> **Try it**: Beneath this task are records; tally the lines in them that contain "lead" and report only the number.

> **Data to use**:
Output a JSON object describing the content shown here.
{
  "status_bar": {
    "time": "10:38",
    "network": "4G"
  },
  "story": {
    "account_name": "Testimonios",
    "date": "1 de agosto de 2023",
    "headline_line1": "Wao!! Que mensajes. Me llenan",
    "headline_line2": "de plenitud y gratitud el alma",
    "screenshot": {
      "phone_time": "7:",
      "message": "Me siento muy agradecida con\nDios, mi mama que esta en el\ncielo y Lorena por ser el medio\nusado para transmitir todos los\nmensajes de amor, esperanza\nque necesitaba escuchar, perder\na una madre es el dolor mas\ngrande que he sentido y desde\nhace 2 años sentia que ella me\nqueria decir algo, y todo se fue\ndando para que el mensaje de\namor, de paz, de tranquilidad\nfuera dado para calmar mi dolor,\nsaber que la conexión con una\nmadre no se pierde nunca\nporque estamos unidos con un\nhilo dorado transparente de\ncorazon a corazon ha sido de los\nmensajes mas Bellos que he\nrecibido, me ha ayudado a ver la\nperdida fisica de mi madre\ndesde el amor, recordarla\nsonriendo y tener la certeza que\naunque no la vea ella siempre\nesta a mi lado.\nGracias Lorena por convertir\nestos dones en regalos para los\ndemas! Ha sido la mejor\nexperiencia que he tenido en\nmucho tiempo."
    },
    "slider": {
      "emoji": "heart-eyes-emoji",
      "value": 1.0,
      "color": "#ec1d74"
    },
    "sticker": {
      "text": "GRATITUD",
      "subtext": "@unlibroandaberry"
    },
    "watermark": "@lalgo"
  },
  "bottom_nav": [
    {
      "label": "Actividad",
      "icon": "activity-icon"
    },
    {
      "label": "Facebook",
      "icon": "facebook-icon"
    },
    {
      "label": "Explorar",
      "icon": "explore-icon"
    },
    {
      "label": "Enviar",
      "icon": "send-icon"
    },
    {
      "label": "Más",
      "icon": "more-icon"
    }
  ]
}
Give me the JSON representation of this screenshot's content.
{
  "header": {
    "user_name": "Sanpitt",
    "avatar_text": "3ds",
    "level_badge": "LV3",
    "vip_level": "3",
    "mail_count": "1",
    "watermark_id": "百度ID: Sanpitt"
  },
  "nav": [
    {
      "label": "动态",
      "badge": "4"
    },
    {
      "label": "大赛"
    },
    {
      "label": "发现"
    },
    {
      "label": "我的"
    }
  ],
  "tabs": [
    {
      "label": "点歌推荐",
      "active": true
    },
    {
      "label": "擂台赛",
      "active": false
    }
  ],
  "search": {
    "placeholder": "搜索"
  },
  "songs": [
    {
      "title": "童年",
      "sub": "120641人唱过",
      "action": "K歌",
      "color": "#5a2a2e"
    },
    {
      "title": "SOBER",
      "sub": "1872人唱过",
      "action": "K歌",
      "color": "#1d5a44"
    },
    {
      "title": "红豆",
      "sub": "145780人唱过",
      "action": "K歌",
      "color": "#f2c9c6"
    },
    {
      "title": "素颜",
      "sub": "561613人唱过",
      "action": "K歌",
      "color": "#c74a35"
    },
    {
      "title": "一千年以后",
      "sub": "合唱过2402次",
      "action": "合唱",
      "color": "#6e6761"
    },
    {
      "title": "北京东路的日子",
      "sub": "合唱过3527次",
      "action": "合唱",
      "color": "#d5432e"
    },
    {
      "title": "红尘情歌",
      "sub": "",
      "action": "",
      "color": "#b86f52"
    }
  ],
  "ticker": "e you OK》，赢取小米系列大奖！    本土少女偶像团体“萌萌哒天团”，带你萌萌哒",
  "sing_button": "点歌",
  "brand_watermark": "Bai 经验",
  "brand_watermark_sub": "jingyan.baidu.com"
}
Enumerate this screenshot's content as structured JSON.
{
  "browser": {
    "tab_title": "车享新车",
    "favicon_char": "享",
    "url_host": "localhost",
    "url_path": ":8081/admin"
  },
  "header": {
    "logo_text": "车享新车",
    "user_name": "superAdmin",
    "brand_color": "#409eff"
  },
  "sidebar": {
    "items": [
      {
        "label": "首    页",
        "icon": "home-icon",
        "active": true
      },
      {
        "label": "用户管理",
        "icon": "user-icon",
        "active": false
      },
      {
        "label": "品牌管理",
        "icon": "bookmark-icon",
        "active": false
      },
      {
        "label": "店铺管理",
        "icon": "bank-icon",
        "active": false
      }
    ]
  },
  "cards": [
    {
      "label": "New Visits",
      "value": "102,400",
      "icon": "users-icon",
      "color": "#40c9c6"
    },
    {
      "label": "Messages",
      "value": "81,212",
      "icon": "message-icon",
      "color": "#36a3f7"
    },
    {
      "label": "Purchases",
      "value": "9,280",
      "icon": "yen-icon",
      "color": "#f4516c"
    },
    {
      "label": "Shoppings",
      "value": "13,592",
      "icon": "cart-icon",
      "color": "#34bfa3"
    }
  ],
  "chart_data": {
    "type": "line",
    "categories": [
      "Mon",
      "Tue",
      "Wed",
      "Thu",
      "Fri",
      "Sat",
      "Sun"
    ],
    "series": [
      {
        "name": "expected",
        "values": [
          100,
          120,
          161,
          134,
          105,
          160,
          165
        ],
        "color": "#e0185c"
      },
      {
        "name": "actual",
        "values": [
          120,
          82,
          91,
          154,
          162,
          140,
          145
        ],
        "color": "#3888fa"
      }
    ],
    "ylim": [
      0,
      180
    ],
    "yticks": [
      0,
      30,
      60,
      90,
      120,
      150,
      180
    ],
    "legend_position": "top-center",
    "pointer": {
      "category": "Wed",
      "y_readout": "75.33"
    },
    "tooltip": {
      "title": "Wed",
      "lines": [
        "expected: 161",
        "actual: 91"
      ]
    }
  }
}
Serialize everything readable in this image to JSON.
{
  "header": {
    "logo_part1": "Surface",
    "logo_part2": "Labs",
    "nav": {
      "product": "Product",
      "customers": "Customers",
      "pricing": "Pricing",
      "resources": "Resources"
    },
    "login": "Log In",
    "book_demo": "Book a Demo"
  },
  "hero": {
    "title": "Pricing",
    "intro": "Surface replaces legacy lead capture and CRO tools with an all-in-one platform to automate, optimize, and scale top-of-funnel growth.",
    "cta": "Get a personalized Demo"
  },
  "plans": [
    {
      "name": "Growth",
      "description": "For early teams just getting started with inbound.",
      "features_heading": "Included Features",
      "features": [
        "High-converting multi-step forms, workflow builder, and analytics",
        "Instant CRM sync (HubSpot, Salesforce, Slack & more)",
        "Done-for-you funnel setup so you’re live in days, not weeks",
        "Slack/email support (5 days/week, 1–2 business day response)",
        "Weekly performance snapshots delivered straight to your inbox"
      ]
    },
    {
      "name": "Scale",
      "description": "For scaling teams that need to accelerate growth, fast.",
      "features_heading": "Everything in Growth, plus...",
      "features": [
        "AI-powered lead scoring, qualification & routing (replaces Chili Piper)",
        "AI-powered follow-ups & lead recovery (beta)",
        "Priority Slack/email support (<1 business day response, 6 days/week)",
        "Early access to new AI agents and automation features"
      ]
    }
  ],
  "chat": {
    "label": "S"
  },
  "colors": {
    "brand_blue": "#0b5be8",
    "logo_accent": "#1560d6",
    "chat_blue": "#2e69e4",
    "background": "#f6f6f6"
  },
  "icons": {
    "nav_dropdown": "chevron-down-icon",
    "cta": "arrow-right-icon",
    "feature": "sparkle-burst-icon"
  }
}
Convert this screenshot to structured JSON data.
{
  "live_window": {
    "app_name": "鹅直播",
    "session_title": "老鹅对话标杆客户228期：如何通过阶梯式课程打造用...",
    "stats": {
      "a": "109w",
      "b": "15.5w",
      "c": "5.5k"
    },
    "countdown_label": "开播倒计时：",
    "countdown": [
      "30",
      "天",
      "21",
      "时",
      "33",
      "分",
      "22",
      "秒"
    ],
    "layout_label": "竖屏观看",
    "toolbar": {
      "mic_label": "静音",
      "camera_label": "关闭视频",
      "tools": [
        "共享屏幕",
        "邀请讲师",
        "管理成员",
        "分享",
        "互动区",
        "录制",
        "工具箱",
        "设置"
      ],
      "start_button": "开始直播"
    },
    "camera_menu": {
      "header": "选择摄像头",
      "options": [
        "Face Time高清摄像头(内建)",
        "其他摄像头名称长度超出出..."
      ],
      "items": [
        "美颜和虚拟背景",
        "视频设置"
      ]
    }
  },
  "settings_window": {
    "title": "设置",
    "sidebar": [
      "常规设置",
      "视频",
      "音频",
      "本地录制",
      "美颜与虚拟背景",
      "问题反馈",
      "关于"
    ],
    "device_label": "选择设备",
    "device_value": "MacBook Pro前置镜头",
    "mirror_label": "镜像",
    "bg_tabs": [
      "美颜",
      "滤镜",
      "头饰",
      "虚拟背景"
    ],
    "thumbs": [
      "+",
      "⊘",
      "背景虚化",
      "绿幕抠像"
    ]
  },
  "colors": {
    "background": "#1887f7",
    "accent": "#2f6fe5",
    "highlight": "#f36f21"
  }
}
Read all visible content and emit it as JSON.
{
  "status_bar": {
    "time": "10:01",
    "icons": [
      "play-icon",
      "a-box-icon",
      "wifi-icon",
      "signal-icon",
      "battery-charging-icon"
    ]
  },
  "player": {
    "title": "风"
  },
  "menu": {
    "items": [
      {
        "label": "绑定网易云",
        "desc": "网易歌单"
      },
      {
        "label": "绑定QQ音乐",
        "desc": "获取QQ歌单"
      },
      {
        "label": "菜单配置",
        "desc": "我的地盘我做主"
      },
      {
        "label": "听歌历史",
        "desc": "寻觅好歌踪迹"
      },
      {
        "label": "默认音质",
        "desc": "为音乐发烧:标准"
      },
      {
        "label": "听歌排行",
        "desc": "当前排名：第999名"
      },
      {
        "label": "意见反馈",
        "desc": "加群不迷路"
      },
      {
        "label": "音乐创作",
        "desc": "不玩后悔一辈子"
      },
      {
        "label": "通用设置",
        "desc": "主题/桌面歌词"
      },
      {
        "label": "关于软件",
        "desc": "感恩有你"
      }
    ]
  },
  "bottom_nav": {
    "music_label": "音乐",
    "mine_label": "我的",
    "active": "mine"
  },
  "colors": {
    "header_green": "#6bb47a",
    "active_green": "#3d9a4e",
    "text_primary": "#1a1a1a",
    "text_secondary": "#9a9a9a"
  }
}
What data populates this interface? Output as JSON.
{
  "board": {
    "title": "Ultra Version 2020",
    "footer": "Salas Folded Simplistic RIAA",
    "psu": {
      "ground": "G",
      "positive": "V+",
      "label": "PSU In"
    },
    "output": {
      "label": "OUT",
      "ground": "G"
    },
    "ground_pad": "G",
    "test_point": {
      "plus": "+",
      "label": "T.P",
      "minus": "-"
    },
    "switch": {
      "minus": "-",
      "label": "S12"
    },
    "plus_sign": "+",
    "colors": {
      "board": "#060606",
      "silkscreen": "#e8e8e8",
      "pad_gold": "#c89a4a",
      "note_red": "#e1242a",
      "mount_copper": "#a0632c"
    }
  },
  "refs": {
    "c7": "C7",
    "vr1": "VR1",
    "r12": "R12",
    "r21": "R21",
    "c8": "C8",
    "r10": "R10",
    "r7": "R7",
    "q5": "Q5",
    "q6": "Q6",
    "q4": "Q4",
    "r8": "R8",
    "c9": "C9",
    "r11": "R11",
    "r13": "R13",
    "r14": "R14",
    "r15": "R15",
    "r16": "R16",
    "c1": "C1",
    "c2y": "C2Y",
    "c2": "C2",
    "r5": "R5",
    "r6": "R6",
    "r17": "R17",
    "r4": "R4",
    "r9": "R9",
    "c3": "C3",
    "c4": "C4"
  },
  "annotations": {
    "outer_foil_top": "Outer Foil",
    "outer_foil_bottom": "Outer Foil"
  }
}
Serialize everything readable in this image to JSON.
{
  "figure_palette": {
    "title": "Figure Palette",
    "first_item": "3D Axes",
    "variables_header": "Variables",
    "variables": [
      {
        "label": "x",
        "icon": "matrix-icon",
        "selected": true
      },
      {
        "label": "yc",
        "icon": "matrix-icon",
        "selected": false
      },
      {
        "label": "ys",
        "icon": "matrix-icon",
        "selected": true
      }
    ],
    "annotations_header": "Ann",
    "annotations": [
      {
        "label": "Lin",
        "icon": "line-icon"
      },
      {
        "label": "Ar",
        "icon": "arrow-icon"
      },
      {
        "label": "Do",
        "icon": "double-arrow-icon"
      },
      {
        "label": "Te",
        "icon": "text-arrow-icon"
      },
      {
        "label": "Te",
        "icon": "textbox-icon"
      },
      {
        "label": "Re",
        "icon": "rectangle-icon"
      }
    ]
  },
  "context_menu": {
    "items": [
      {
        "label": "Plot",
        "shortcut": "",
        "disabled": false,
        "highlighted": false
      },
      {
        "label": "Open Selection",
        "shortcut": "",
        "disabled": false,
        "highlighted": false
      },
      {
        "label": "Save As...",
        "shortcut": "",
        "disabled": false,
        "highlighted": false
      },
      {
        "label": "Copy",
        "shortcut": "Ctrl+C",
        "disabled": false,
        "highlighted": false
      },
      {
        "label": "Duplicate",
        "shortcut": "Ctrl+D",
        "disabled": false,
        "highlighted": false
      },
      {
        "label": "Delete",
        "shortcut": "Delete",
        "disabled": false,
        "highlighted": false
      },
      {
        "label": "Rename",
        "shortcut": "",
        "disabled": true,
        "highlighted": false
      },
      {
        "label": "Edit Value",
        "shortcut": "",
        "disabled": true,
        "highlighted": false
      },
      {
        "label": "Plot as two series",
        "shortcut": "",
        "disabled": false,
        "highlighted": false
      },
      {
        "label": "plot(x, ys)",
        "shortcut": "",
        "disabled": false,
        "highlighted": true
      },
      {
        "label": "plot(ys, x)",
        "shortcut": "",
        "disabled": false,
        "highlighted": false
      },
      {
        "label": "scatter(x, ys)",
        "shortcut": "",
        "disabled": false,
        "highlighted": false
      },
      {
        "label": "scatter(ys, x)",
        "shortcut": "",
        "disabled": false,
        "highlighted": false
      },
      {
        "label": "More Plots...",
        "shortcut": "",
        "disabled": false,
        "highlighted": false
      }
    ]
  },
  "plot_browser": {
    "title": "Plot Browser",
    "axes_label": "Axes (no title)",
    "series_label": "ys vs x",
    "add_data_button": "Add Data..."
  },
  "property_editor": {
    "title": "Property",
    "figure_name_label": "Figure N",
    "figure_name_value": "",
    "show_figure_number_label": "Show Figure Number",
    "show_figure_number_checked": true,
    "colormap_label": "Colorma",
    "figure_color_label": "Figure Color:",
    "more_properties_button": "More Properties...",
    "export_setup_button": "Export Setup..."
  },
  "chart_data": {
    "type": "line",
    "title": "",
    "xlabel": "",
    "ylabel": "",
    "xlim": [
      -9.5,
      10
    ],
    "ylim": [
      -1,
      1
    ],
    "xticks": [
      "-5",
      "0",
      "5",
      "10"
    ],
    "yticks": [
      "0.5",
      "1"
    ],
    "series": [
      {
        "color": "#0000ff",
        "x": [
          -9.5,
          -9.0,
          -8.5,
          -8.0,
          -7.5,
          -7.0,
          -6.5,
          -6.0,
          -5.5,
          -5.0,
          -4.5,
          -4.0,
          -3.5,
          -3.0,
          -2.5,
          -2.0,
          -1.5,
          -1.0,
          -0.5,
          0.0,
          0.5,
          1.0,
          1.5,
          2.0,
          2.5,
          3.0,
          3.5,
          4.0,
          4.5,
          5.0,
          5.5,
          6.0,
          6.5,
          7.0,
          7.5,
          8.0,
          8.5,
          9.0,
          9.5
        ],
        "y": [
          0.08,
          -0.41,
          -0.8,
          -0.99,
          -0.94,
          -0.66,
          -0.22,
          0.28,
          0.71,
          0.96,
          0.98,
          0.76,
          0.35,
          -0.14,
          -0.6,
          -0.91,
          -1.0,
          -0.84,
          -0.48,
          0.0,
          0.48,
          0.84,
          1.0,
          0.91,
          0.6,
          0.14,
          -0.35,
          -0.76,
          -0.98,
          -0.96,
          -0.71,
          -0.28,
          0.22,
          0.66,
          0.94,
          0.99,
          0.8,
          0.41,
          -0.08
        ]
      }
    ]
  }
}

> **Response for this exercise**: 3